As police officers, we know before entering the Academy that the job comes with risks. We know it’s a dangerous job, and that every person we encounter on a routine traffic stop or a domestic violence response might have a gun that they’re prepared to use. We’re willing to accept those risks because we believe in public service and fulfilling our duties. Our calling is to help and protect people and to improve society in whatever way we can. Thus, we are disappointed in the state Supreme Court ruling that California police departments shall not have a blanket right to conceal the names of officers involved in shootings.

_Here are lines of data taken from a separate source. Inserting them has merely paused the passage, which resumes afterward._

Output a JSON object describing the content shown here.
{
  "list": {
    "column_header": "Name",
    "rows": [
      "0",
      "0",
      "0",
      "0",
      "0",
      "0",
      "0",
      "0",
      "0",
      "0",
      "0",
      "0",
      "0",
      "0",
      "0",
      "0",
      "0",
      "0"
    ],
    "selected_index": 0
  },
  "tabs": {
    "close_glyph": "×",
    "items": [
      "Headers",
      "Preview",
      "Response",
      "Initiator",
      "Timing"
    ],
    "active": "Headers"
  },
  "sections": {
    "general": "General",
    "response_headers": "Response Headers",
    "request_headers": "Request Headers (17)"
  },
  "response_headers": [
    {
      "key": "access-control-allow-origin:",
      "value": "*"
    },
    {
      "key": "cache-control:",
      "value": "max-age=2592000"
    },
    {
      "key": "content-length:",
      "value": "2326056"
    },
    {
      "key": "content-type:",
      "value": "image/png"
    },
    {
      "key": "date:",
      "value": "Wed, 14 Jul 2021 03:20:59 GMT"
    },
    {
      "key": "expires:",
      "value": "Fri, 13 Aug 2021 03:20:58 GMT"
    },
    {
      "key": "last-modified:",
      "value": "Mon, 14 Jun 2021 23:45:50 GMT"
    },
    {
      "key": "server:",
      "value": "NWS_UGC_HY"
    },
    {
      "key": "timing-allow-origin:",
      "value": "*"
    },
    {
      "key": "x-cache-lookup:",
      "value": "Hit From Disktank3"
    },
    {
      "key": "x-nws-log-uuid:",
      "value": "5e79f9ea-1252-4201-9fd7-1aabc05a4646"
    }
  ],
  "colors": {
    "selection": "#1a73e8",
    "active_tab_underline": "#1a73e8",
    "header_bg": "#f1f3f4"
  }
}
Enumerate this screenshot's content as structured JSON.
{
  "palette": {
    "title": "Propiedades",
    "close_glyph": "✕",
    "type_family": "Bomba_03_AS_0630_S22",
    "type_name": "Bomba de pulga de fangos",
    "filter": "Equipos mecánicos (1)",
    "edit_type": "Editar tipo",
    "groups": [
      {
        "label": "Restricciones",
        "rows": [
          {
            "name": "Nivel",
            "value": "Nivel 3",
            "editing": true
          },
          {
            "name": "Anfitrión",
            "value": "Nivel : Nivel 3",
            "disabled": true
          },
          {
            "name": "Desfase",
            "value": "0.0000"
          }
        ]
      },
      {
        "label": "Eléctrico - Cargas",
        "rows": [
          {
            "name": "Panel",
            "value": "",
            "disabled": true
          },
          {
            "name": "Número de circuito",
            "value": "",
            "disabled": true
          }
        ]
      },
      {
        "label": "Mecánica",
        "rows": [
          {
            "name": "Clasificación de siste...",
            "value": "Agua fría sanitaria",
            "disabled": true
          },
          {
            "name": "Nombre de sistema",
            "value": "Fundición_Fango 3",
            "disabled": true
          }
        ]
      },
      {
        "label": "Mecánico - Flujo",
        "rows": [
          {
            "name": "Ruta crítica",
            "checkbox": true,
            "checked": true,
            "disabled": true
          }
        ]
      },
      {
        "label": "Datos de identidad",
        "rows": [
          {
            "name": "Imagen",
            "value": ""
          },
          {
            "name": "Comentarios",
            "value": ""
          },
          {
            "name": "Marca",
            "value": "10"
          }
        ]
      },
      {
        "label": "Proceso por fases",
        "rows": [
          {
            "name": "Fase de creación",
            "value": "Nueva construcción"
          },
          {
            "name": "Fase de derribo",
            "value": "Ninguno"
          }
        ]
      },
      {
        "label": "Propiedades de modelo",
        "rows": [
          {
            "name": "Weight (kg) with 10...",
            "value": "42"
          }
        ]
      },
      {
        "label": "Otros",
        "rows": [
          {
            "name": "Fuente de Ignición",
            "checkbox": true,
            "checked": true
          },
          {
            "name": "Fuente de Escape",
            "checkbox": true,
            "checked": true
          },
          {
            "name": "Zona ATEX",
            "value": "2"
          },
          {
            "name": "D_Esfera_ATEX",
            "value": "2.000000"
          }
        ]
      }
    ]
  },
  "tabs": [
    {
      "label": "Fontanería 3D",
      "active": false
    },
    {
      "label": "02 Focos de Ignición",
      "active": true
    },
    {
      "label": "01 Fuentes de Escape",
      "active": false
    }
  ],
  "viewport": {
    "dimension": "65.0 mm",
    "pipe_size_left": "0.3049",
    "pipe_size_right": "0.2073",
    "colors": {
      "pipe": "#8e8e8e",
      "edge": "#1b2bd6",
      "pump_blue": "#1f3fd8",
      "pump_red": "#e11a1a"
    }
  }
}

California Supreme Court Associate Justice Ming Chin recognized the threats we face in his dissent opinion regarding the Los Angeles Times’ lawsuit seeking to force the Long Beach Police Department to release the names of officers involved in shootings. Unfortunately, the rest of the judicial bench did not agree and the court majority ruled in favor of the Times. Nevertheless, their judgment is the last word on this vital issue to the law enforcement community throughout California. In spite of the ruling, we will continue doing our part in vigilantly protecting the safety and privacy of all our police officers.

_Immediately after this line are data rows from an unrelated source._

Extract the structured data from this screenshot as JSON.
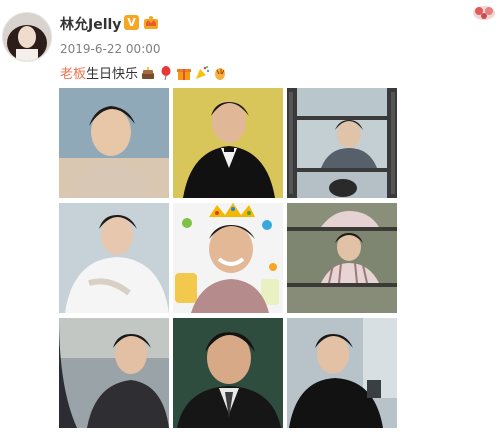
{
  "user": {
    "name": "林允Jelly",
    "verified_badge": "V",
    "avatar": "avatar-photo",
    "rank_icon": "crown-icon"
  },
  "post": {
    "timestamp": "2019-6-22 00:00",
    "mention": "老板",
    "text": "生日快乐",
    "emojis": [
      "cake-emoji",
      "balloon-emoji",
      "gift-emoji",
      "party-popper-emoji",
      "clap-emoji"
    ]
  },
  "photos": [
    {
      "name": "photo-1",
      "description": "smiling man in beige jacket"
    },
    {
      "name": "photo-2",
      "description": "man in black tuxedo"
    },
    {
      "name": "photo-3",
      "description": "film strip collage"
    },
    {
      "name": "photo-4",
      "description": "man in white shirt outdoors"
    },
    {
      "name": "photo-5",
      "description": "birthday edited photo with crown"
    },
    {
      "name": "photo-6",
      "description": "film strip collage striped shirt"
    },
    {
      "name": "photo-7",
      "description": "man in black jacket by fence"
    },
    {
      "name": "photo-8",
      "description": "man in suit close-up"
    },
    {
      "name": "photo-9",
      "description": "man in black jacket outdoors"
    }
  ],
  "colors": {
    "mention": "#eb7350",
    "username": "#333333",
    "timestamp": "#808080",
    "badge": "#f5a623"
  }
}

The concerns of the law enforcement community stem beyond privacy; they land primarily on the safety of our police officers. Officers identified as having shot and, in some cases, killed suspects, are in immediate danger because police shootings stoke strong emotions amongst the families of the suspects, those who’ve had a bad experience with the criminal justice system and those who instinctually equate use of force with police brutality and misconduct.
The reality of the Internet age is that with a credit card and a computer, access to an individual’s personal information is easily available. Addresses, spouse’s name, employer and children’s names are obtainable. Officers involved in shootings—and their families—are prime targets for revenge. Releasing the names of these officers creates a pathway for vengeance or anyone’s twisted concept of “justice.” To deny this safety to them is, at best, naïve.
The Times argues the public has a right to know the names of officers involved in shootings. We argue officers—and their wives, husbands and children—have a right to safety and to minimize the targets that they already are. We cannot afford to wait for a death of an officer or of an officer’s family member to spur legislation to correct the court’s decision.
We invite you to share your thoughts by leaving a comment below.